The indicators had been as loud as klaxon horns, warning us that “Like a Boss” could be a stinker: the January launch date, the shoddy poster, the doubtful conceit (the sweetness enterprise is, uh, ugly). The director Miguel Arteta made his title with indie motion pictures like “Star Maps” and has fared properly with extra mainstream fare just like the affable comedy “Cedar Rapids.” But he wants a strong narrative body that may help his quiet strengths, notably the power to make a roomful of actors really feel as actual as your folks.
Too unhealthy that there’s nothing human or humorous about “Like a Boss,” and little that appears written (slightly than desperately spitballed) though at the very least Billy Porter will get a couple of minutes to point out that he can snap even a dud briefly to life. Once he exits it’s again to grim enterprise in a story about two longtime besties, Mia and Mel — the unpersuasively matched Tiffany Haddish and Rose Byrne — who reside, work and celebration as one. They brush their enamel in side-by-side sinks, drive to work in a beater, puff-puff-pass and benefit from the occasional hookups, although by no means, ahem, with one another.

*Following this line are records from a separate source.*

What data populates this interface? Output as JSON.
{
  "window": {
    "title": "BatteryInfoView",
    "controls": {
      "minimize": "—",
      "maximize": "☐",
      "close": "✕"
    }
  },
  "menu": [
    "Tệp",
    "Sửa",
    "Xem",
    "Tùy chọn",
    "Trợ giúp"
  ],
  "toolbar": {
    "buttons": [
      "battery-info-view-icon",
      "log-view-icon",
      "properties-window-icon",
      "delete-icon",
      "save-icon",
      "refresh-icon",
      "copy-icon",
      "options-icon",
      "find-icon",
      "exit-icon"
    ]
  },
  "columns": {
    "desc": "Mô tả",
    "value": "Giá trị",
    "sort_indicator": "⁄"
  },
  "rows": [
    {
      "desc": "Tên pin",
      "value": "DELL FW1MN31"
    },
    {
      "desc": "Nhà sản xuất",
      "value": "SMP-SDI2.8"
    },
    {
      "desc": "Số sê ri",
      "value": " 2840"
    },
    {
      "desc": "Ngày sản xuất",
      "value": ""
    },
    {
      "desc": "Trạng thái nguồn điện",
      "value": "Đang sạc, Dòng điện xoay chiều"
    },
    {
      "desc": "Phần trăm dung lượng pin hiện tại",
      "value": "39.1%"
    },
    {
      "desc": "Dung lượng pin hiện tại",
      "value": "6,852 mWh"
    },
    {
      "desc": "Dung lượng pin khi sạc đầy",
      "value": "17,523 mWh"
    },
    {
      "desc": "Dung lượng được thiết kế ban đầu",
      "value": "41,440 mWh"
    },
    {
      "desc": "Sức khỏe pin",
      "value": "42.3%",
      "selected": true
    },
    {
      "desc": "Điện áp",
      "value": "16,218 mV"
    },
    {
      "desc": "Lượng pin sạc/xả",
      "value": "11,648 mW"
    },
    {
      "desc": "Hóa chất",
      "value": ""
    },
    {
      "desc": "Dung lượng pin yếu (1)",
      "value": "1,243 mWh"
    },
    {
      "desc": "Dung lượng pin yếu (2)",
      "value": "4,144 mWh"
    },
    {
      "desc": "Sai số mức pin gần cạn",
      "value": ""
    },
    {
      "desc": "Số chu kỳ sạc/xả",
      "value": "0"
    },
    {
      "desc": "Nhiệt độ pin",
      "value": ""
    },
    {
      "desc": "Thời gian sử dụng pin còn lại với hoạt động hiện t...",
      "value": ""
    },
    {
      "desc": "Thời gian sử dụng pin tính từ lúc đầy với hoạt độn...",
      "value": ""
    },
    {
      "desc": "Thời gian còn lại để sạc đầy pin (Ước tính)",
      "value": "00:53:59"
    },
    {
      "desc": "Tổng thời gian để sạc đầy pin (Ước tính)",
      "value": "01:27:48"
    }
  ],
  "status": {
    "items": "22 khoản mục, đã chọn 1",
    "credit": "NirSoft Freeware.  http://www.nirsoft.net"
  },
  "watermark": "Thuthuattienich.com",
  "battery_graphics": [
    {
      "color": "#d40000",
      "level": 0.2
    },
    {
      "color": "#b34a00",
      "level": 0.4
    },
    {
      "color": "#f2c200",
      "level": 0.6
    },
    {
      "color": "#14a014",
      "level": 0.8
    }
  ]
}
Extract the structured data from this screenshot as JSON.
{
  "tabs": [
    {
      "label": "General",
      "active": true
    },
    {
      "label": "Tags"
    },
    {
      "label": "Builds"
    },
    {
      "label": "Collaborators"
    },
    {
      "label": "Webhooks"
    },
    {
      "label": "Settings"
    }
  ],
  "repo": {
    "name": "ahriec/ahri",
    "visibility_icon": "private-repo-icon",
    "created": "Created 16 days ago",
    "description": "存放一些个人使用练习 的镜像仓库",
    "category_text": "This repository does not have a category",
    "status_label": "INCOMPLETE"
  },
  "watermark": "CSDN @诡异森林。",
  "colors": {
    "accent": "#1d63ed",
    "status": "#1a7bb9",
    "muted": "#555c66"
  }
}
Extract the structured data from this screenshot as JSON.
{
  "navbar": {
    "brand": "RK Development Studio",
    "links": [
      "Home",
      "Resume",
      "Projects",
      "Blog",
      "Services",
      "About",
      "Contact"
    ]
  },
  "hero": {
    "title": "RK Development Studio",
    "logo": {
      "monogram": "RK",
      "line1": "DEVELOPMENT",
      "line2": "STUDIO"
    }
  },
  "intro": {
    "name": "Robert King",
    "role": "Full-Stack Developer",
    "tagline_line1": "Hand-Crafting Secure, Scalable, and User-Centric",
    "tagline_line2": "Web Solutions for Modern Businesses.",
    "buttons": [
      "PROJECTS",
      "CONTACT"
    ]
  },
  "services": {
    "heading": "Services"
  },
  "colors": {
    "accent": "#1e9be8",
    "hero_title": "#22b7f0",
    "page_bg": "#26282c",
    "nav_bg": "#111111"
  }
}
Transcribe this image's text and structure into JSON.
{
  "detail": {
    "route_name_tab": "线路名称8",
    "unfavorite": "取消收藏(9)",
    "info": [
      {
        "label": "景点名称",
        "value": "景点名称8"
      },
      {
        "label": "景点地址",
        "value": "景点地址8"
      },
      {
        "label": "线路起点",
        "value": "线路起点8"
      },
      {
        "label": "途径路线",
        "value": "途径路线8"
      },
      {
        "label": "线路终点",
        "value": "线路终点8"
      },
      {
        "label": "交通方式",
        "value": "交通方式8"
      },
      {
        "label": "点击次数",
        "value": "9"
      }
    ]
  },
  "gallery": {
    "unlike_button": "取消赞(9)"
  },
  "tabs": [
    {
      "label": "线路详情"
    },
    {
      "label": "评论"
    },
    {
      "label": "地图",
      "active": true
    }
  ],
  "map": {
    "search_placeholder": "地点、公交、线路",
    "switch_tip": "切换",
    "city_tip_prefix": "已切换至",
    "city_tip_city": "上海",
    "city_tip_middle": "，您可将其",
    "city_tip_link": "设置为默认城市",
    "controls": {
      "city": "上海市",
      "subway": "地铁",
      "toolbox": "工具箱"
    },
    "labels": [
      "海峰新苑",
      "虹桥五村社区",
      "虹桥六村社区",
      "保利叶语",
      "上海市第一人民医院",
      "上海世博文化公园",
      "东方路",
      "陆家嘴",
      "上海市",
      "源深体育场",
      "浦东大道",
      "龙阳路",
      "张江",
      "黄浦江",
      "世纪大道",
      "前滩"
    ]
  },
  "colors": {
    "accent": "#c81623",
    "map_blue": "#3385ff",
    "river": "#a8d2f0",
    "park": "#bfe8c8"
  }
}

The story wobbles into existence when Mia and Mel promote a stake of their struggling artisanal make-up firm to Claire Luna (Salma Hayek), a mercenary magnificence titan whose firm appears to be situated in a huge mall peopled by zombies. (I want!) Claire enters breasts first with an unpleasant dye job, ridiculously tottering heels and evil schemes, twirling a golf membership (the higher to totter threateningly) and trailed by a toadyish assistant (Karan Soni). She’s a cartoon of a feminine boss that implies, as soon as once more, that the boys working the film trade are significantly not down with women having a say.
Hayek is taking part in a noxious stereotype in a film that gleefully exploits stereotypes. Like a few of the different unfunny female-driven comedies, this one tries to show raunch into hilarity, yucks into yuks, but it surely’s onerous to chortle when a film treats girls with contempt. A novelty cake of a child’s head rising from a bloody vaginal opening sums up the juvenile humor; nearly as egregious is a bit constructed round Claire’s pronunciation of “fierce.” Making enjoyable of accents is chancy, however what makes this scene grate is that — like a lot of this film — the humor is situated in id. “Like a Boss” mocks her accent and turns her appears into a spectacle, decreasing her menace and energy.
It’s a bummer to see all this expertise so badly abused. It’s particularly disappointing on condition that the final film Arteta directed Hayek in was “Beatriz at Dinner” (2017), a fierce political comedy about haves and have-nots written by Mike White, who, sadly, is M.I.A. here. There’s no comparable sense of ethics or political awareness in “Like a Boss,” which peddles toothless sisterhood while operating from the premise that there’s something inherently funny about women cursing, having sex and getting stoned, you know, acting like (stereotyped) dudes. The reality that women are as human as men — have the same complexities, habits and feels — seems beyond this crew.
It’s always hard to know who to blame for a mess like this, though everyone deserves some, including the writers Sam Pitman and Adam Cole-Kelly. Throw in the executives who bought the pitch in an auction and then motored ahead, and the handlers who persuaded Haddish, Hayek and Byrne to join in. Actors make lousy choices all the time and if “Like a Boss” makes money no one will care that it’s formulaic, unfunny, choppy, insults women and seems to be missing much of its middle. Money is the great leveler in the industry, absolving all sins, including creative ones. In the end, the funniest thing here is the name of the production company, Artists First. It’s also the saddest.
Like a Boss
Rated R for cursing and booty calls, blah blah blah. Running time: 1 hour 23 minutes.